As technologies adapt and improve, our educational opportunities and the mediums with which they are presented will too. “The ID is placed in a situation of having to train a workforce so they will be ready to execute innovations that have not yet been identified” (Moeller, Foshay, Huett, 2013). As Instructional Designers at this point in time, we are in unique positions to help effect such a change. Nowadays, geography, the physical location of a school or student, does not matter. We have the capabilities to truly reach the world. In my opinion, regardless of location or methods, whatever is the “most effective strategy is the one learners will actually use” (Moeller, Foshay, Huett, 2013). For example, students who have physical limitations can now take their courses online through K-12 in the comfort of their own home environments. They can have access to a tutor, in person or online, as well as a teacher driven class or in an asynchronous environment. Whatever method suits their needs, they can truly create and tailor their own educational experience to their specific needs, schedules, etc.
Distance learning will continue to evolve. It has to. As newer innovations and technologies are developed, the capabilities of distance learning programs will have to evolve as well or they will also go the way of Megalodon and T-Rex. I look forward to seeing new technologies that have not been dreamt of yet. Maybe we will be able to have computers like the ones in AVATAR. They can move screens from a portable “hard frame” to “open air”. Maybe we will have computers like the ones in Demolition Man. Oh wait! We already do: we have cars with live voices from far away = GPS. We have video conferencing via a handheld device – can you say iPad? It may be that we have two-way tv’s like they did in one of the scenes. We have that too as long as each person has a webcam.
My opinion and definition of distance learning will evolve over this course. My opinion can only grow stronger in favor of online distance learning. As I learn more about it, I am sure I will be able to add more to defining my “definition”.
Huett, J., Moller, L., Foshay, W., & Coleman, C. (2008). The evolution of distance education: Implications for instructional design on the potential of the web (Part 3: K12). TechTrends, 52(5). 63-67.
Moller, L., Foshay, W., & Huett, J. (2008a). The evolution of distance education: Implications for instructional design on the potential of the web (Part 1: Training and development). TechTrends, 52(3), 70-75.

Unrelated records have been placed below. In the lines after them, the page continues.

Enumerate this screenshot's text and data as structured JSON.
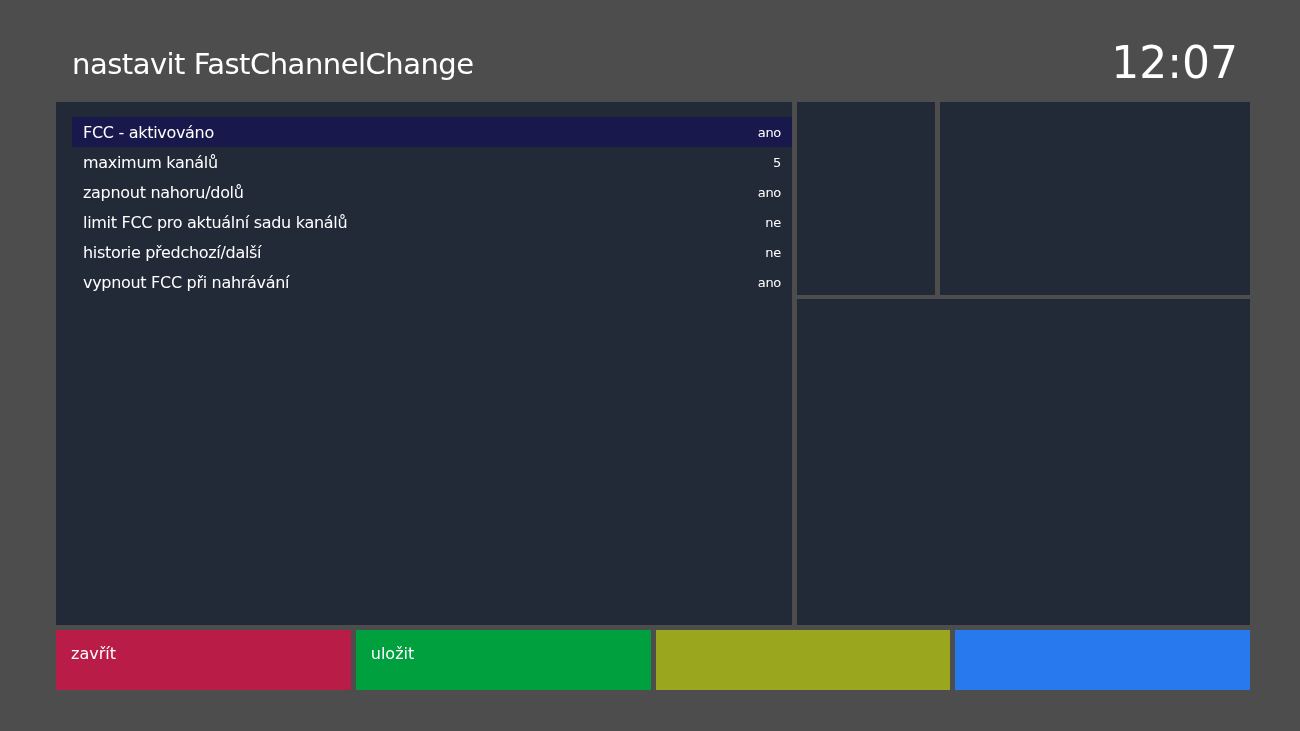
{
  "header": {
    "title": "nastavit FastChannelChange",
    "clock": "12:07"
  },
  "settings": [
    {
      "label": "FCC - aktivováno",
      "value": "ano",
      "selected": true
    },
    {
      "label": "maximum kanálů",
      "value": "5",
      "selected": false
    },
    {
      "label": "zapnout nahoru/dolů",
      "value": "ano",
      "selected": false
    },
    {
      "label": "limit FCC pro aktuální sadu kanálů",
      "value": "ne",
      "selected": false
    },
    {
      "label": "historie předchozí/další",
      "value": "ne",
      "selected": false
    },
    {
      "label": "vypnout FCC při nahrávání",
      "value": "ano",
      "selected": false
    }
  ],
  "color_buttons": [
    {
      "label": "zavřít",
      "color": "#b91c47"
    },
    {
      "label": "uložit",
      "color": "#00a03e"
    },
    {
      "color": "#9aa61e"
    },
    {
      "color": "#2878ee"
    }
  ]
}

Moller, L., Foshay, W., & Huett, J. (2008b). The evolution of distance education: Implications for instructional design on the potential of the web (Part 2: Higher education). TechTrends, 52(4), 66-70.